A research was conducted in Japan by Dr. Masatoshi Kudo from Kinki University School of Medicine. They investigated an alternative treatment for steroid-naive patients with ulcerative colitis. LCAP or leukocytapharesis is a method where the blood is passed through a filter to remove leukocytes before finally returning it inside the body. LCAP was introduced to patients in 1995. Furthermore, they assessed whether the efficacy of LCAP can be predicted on the basis of endoscopic findings.

Results of the study showed that on average, 1.6 x 1010 leukocytes are removed during one session. It included granulocytes, lymphocytes and monocytes. Eleven out of eighteen patients with ulcerative colitis or approximately 61% had entered remission eight weeks after LCAP treatment. Steroids on the other hand can induce remission in 45% to 90% of patients who are non-responsive to salazosulfapyridine or mesalazine treatment. None of the patients treated with LCAP experienced any severe adverse effects from the treatment.
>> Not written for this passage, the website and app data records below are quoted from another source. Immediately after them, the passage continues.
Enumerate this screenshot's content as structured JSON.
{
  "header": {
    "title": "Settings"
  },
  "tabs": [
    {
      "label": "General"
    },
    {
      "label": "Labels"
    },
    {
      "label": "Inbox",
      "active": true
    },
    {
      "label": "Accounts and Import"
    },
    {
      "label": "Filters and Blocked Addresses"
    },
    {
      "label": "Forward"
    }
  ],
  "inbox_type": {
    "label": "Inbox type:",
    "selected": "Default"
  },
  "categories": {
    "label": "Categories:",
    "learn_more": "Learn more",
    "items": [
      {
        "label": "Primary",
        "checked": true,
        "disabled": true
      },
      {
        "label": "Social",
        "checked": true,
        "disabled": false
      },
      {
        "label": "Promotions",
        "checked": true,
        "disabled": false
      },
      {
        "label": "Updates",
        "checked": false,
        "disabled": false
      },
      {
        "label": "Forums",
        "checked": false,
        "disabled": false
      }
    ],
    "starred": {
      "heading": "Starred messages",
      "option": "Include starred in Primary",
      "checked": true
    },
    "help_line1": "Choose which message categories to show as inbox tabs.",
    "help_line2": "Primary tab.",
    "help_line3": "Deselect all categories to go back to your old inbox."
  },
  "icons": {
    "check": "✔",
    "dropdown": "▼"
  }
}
They concluded that LCAP is as efficacious as steroids as a second line of treatment. Patients with moderately active colitis should be treated with LCAP before steroids are considered due to its low incidence of adverse effects.